The assassinated half-brother of North Korean leader Kim Jong-un was particularly close to their once-powerful uncle Jang Song-thaek, according to a new book on North Korea.
Anna Fifield, the Washington Post's Beijing bureau chief, said at a promotional event for her new book "The Great Successor" in Washington on Wednesday that Kim Jong-nam maintained close ties to those at the highest echelons of the North Korean state throughout his time in quasi-exile.
She added that he remained particularly close to his uncle, Jang Song-thaek, the once-powerful political mentor of Kim Jong-un who was executed in 2013.
Fifield said that Kim was an informant for the U.S.' Central Intelligence Agency, handing over information on his half-brother and the North Korean regime while contacting agents in Southeast Asian countries including Malaysia and Singapore.
She added that Kim was a good source of information as he maintained contacts with high-ranking officials in his family’s regime.

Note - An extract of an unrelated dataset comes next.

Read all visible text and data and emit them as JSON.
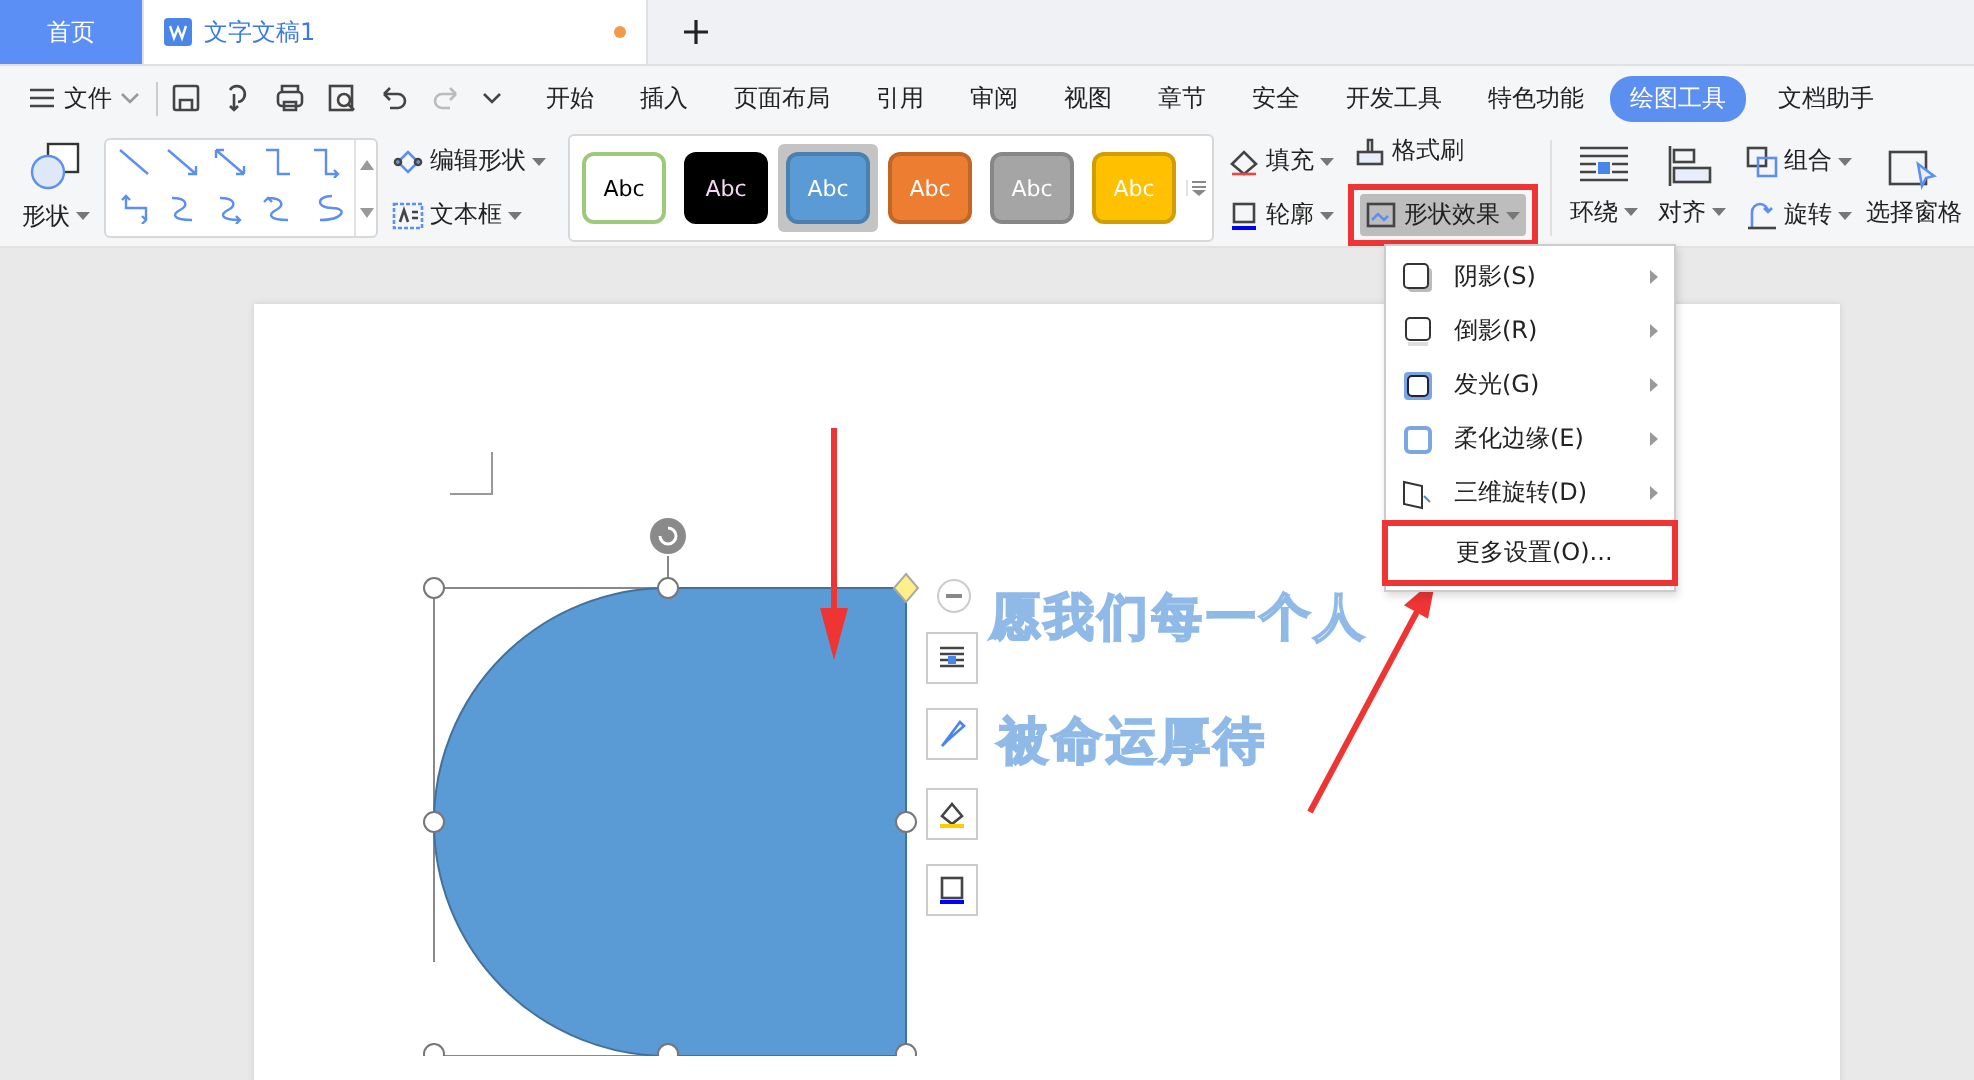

Fifield noted that although Kim Jong-nam had lived outside North Korea for nearly 20 years and showed no interest in attaining personal power, he may have nonetheless been considered a political rival by Kim Jong-un due to the hereditary characteristics of the regime.
Kim Jong-nam, the eldest son of former North Korean leader Kim Jong-il, was assassinated by the nerve agent VX in a Malaysian airport in 2017, a move suspected to have been orchestrated by Pyongyang.